» WORK INSTRUCTIONS
In the data, find the word "Adam" and copy out every line that has it.

[Dataset records]
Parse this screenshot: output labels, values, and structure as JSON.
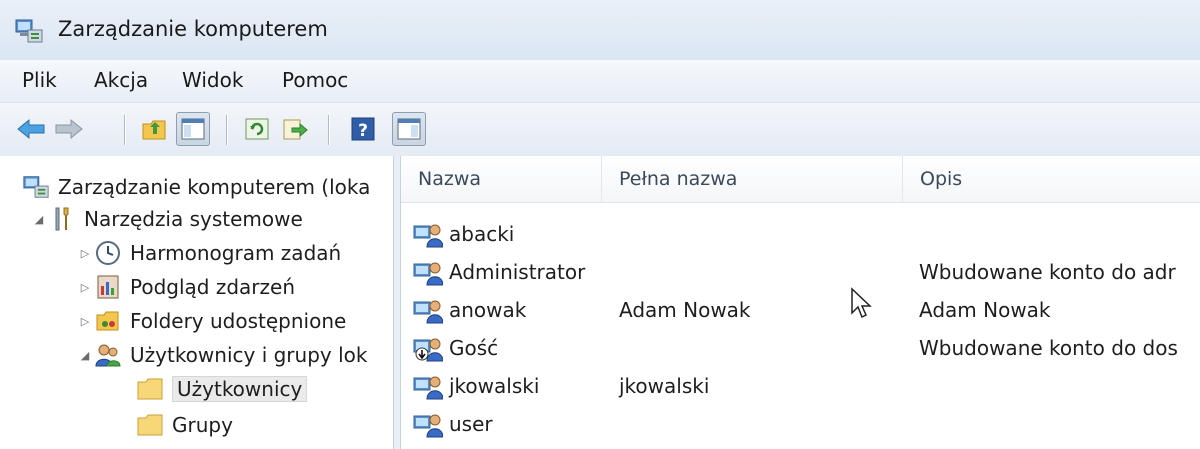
{
  "window": {
    "title": "Zarządzanie komputerem",
    "title_icon": "computer-management-icon"
  },
  "menu": {
    "items": [
      "Plik",
      "Akcja",
      "Widok",
      "Pomoc"
    ]
  },
  "toolbar": {
    "buttons": [
      "back-arrow-icon",
      "forward-arrow-icon",
      "up-folder-icon",
      "show-hide-console-tree-icon",
      "refresh-icon",
      "export-list-icon",
      "help-icon",
      "show-hide-action-pane-icon"
    ]
  },
  "tree": {
    "items": [
      {
        "label": "Zarządzanie komputerem (loka",
        "icon": "computer-management-icon",
        "expander": ""
      },
      {
        "label": "Narzędzia systemowe",
        "icon": "tools-icon",
        "expander": "expanded"
      },
      {
        "label": "Harmonogram zadań",
        "icon": "clock-icon",
        "expander": "collapsed"
      },
      {
        "label": "Podgląd zdarzeń",
        "icon": "event-viewer-icon",
        "expander": "collapsed"
      },
      {
        "label": "Foldery udostępnione",
        "icon": "shared-folder-icon",
        "expander": "collapsed"
      },
      {
        "label": "Użytkownicy i grupy lok",
        "icon": "users-groups-icon",
        "expander": "expanded"
      },
      {
        "label": "Użytkownicy",
        "icon": "folder-icon",
        "expander": "",
        "selected": true
      },
      {
        "label": "Grupy",
        "icon": "folder-icon",
        "expander": ""
      }
    ]
  },
  "list": {
    "columns": [
      "Nazwa",
      "Pełna nazwa",
      "Opis"
    ],
    "rows": [
      {
        "name": "abacki",
        "full_name": "",
        "description": "",
        "icon": "user-icon"
      },
      {
        "name": "Administrator",
        "full_name": "",
        "description": "Wbudowane konto do adr",
        "icon": "user-icon"
      },
      {
        "name": "anowak",
        "full_name": "Adam Nowak",
        "description": "Adam Nowak",
        "icon": "user-icon"
      },
      {
        "name": "Gość",
        "full_name": "",
        "description": "Wbudowane konto do dos",
        "icon": "disabled-user-icon"
      },
      {
        "name": "jkowalski",
        "full_name": "jkowalski",
        "description": "",
        "icon": "user-icon"
      },
      {
        "name": "user",
        "full_name": "",
        "description": "",
        "icon": "user-icon"
      }
    ]
  }
}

» OUTPUT BELOW
        "full_name": "Adam Nowak",
        "description": "Adam Nowak",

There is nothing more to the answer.